» **WHAT TO PRODUCE**
Identify each line below containing the string "desc" and copy it.

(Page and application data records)
Start of Block
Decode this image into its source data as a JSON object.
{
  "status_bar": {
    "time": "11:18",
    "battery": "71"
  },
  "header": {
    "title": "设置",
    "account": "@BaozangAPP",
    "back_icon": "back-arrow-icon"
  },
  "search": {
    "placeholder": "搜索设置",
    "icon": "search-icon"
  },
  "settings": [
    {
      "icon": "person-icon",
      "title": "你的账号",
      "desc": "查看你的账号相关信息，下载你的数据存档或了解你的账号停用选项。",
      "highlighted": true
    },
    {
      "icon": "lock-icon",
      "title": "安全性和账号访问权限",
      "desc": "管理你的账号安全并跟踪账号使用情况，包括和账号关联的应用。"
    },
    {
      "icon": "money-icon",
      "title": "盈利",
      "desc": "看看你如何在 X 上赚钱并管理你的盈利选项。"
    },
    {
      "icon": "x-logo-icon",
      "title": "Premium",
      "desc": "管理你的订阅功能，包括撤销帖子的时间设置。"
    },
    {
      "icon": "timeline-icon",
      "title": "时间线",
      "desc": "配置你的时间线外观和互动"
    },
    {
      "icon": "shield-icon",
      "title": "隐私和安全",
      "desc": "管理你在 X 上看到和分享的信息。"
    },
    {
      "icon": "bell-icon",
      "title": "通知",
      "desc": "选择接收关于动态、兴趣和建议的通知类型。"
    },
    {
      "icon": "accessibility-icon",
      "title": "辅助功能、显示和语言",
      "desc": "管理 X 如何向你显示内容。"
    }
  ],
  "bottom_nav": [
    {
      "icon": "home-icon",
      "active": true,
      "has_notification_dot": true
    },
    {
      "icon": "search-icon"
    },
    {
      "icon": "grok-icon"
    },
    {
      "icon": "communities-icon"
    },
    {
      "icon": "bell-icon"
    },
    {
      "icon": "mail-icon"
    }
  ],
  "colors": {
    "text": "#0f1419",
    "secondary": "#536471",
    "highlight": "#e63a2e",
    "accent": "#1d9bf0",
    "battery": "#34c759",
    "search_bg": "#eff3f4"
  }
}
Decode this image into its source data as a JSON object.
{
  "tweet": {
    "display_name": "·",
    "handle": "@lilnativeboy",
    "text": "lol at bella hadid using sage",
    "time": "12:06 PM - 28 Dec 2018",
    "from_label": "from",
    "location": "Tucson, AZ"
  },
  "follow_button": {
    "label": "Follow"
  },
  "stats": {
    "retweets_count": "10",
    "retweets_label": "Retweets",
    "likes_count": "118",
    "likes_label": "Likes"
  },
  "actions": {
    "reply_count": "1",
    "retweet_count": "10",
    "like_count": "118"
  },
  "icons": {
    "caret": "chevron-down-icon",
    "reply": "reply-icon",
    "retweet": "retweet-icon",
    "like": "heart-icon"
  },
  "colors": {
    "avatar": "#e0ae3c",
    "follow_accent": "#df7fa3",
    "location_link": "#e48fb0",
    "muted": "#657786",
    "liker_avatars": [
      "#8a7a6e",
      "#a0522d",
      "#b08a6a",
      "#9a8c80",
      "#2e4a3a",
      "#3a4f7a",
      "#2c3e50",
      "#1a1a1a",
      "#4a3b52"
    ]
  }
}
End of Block
» **SOLUTION TO THIS TASK**
      "desc": "查看你的账号相关信息，下载你的数据存档或了解你的账号停用选项。",
      "desc": "管理你的账号安全并跟踪账号使用情况，包括和账号关联的应用。"
      "desc": "看看你如何在 X 上赚钱并管理你的盈利选项。"
      "desc": "管理你的订阅功能，包括撤销帖子的时间设置。"
      "desc": "配置你的时间线外观和互动"
      "desc": "管理你在 X 上看到和分享的信息。"
      "desc": "选择接收关于动态、兴趣和建议的通知类型。"
      "desc": "管理 X 如何向你显示内容。"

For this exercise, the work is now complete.